Don’t Let Your Competitors Steal Your Talent
5 Practical Steps to Retaining Top Talent
A study by WorldatWork defines key talent as “those employees who are the strongest performers, have high potential, or are in critical jobs.” Retaining these employees is crucial to the long-term health and success of your business. As the leader of your organization, what are you doing to identify, define and manage key talent so you will be able to retain these individuals?
We recommend you start by understanding what employees want from their place of business. According to an article in The Harvard Business Review, career, community and cause are fundamental motivators for all employees.
- “Career is about work: having a job that provides autonomy, allows you to use your strengths, and promotes your learning and development.
- Community is about people: feeling respected, cared about, and recognized by others.
- Cause is about purpose: feeling that you make a meaningful impact, identifying with the organization’s mission, and believing that it does some good in the world.”
When these three needs are met, employees “bring their whole selves to work.” It’s possible your strongest performers already feel these motivators met by their jobs. But do you know how to identify these motivators for individuals? What about employees with high potential, or those in critical jobs – do you have a way to ensure these necessary motivators engage them? When employees feel one or more of these motivators is ignored, they tend to become less satisfied and committed. At that point, it’s not long until they start applying for, and eventually accepting, another job.
Retaining key employees creates a work environment that bolsters customer and coworker satisfaction, boosts product sales and effectively grows your business. If you are ready to fulfill the expectations your employees have for career, community and cause, take a minute to review these steps for retaining key talent:
1. Pay Attention to Exit Interviews
Valuable information doesn’t only come from key talent. Whenever someone leaves your organization, whether for a new job or retirement, take the time to truly understand their experiences with your organization. Departing staff are a significant source of data and what they say can be used to make positive changes, ensuring your key talent aren’t one day the employees signed up for a debrief.
2. Practice Job Benchmarking
We can’t stress enough the importance of defining what you expect from your employees and why their job matters. This hits all three of the motivators. It gives employees a sense of career as you define for them how their strengths are needed and how they will develop as time goes on. It provides community, as employees feel cared about and respected. Finally, it gives cause, as employees who know their job matters, know they are making a meaningful difference.
By letting the job talk, you guarantee that the employee knows why the job exists, how success will be measured, and how the job fits into your organization’s overall strategy. Depending on the tool used, job benchmarking provides the opportunity to determine ideal Behaviors, Motivators, Acumen and Competencies that key talent should possess to be successful in the role.
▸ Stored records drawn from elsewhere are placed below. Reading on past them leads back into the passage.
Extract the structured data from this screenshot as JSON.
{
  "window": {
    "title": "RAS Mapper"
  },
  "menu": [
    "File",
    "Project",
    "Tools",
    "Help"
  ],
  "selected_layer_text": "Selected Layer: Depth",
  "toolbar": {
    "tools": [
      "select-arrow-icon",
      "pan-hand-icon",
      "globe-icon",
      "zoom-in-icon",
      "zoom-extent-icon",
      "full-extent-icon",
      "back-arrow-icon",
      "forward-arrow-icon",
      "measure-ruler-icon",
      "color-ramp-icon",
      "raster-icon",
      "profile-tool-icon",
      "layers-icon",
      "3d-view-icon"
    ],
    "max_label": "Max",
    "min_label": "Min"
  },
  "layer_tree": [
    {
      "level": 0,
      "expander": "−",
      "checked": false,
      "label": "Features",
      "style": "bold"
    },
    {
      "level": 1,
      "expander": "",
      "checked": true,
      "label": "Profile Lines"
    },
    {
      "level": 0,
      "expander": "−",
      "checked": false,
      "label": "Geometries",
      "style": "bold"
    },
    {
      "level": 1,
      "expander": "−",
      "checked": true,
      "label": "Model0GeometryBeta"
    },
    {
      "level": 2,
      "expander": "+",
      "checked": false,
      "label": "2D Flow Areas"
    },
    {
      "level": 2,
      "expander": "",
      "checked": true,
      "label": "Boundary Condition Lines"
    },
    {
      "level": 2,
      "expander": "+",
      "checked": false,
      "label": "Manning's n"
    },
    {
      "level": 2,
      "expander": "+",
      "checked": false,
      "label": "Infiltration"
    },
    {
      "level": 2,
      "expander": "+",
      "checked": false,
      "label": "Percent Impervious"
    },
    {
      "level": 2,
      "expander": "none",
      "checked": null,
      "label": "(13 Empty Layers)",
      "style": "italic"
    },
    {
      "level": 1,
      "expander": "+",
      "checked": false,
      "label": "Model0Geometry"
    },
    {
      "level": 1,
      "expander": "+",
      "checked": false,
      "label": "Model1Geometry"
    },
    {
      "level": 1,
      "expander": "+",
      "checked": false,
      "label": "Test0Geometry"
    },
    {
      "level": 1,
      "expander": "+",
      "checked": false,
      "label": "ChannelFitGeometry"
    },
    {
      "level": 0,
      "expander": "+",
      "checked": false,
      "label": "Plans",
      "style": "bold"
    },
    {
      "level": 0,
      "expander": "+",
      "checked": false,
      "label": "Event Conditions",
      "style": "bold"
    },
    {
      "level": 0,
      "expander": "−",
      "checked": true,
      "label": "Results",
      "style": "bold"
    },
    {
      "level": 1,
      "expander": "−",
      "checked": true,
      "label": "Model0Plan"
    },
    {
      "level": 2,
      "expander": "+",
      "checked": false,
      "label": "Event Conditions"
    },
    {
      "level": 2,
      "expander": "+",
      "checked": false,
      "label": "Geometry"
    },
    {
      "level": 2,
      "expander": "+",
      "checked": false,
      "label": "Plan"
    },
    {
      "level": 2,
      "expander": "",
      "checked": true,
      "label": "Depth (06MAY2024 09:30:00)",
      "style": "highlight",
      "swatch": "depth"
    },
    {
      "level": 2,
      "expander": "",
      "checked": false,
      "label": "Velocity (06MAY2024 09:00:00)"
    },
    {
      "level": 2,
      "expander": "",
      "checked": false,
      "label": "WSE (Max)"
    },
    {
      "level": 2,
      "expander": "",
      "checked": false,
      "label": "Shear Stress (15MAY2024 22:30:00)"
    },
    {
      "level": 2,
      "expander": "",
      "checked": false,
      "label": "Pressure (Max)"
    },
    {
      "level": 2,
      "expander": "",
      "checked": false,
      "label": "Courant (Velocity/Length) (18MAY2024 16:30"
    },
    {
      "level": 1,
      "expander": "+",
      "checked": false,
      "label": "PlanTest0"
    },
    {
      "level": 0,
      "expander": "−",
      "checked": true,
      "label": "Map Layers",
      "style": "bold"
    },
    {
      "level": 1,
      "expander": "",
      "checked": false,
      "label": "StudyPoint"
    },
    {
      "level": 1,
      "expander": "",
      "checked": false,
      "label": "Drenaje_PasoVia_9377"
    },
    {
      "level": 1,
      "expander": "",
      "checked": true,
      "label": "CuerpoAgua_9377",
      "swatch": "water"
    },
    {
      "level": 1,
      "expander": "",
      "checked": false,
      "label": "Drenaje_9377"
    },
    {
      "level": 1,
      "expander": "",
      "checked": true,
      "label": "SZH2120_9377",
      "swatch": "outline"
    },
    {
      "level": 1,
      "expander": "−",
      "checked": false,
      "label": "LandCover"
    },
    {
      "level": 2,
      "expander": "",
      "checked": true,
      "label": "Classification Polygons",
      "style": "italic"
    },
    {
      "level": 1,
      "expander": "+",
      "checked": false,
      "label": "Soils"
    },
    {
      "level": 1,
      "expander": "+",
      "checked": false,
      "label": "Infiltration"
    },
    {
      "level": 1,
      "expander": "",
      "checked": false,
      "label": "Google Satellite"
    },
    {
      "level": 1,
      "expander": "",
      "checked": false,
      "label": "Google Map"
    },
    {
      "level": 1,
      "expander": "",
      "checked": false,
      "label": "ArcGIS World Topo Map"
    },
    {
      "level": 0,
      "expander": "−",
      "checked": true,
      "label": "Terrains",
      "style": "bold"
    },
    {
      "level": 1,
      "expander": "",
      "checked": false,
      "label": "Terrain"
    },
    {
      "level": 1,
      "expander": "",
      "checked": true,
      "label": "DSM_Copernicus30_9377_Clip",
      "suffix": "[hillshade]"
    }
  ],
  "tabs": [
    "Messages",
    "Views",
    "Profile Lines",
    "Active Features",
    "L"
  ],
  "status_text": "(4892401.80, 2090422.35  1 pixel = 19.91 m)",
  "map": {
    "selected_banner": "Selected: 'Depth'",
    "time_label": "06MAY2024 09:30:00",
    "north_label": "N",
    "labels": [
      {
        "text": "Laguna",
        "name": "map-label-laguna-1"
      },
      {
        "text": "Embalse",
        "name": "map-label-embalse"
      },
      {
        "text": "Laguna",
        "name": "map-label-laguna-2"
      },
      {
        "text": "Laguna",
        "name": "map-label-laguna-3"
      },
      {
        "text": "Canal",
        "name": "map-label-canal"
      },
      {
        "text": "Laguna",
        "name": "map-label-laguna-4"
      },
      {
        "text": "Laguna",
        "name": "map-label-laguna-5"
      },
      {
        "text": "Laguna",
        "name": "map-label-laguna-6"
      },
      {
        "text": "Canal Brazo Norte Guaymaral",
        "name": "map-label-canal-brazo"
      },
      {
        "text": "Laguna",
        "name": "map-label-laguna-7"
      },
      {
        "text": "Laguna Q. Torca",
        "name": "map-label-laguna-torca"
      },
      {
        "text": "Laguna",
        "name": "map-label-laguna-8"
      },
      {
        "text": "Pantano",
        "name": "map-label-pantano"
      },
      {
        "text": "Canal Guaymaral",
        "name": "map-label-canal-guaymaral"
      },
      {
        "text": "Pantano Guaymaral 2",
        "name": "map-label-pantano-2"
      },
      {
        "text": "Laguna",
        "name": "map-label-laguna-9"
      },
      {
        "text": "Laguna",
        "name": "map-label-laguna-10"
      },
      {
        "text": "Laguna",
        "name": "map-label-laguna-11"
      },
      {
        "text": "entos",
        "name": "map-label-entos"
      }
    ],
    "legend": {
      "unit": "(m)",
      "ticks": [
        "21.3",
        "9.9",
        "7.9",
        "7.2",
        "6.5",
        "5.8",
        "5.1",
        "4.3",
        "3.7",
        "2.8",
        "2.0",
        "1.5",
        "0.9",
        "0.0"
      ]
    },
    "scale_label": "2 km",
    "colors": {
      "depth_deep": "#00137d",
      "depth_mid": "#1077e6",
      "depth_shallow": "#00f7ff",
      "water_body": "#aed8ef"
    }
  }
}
When an employee is, for example, motivated by the rewards offered within his or her position, that employee is more likely to remain engaged with the company.
3. Encourage Employees to Use their Talents and Skills
Once you’ve identified the talents and skills necessary for the job, and confirmed that your employees are capable of bringing those talents to the table, give the employee the autonomy to work and grow. Motivated employees want to do this and giving them the responsibility and trust underscores that they are regarded as intelligent, valued members of the organization. More than likely, your organization will benefit in unforeseen ways as employees develop skills and tap into talents they might not otherwise discover.
As part of this process, encourage and enable employees to try new opportunities. Provide time and training for each employee. Give them the tools to succeed and, once again, they will feel a sense of community.
4. Be Aware of Compensation Practices
Salaries are important. Employees should feel compensation is fair and equal, and good work should be rewarded. Rewards don’t have to come in the guise of dollar raises though. Tap into what your employees find important. Would they prefer a few more days of vacation? A week-long sabbatical? Perhaps a year’s membership at a valued gym?
5. Create an Environment of Appreciation
This ties into Step 4. Receiving raises and other rewards definitely creates a feeling of recognition and appreciation. But, this can also be as simple as frequently saying thank-you, whether this happens when you pass an employee in the hall or at a staff meeting. Raise motivation by ensuring employees know why they are being thanked and, if a gift or raise is included, make clear the reasoning behind the compensation.
It’s not enough to place key talent in proper roles; rather, it’s important to engage with those top performers by developing clear lines of communication that underscore the value each person brings to the mission and vision of the entire organization. This is something we see coming out of our Take the Lead! ™ program – leadership learns to build positive relationships and create a team environment where members understand their role and align themselves with the company’s trajectory.
When key employees understand their roles (career), are rewarded by their jobs (cause), and recognize that their company has invested in them and considers them an asset to the organization (community), they will be less likely to pursue other opportunities, thereby reducing the unfortunate and significant expense that comes from employee turnover.
Founder of RedRock Leadership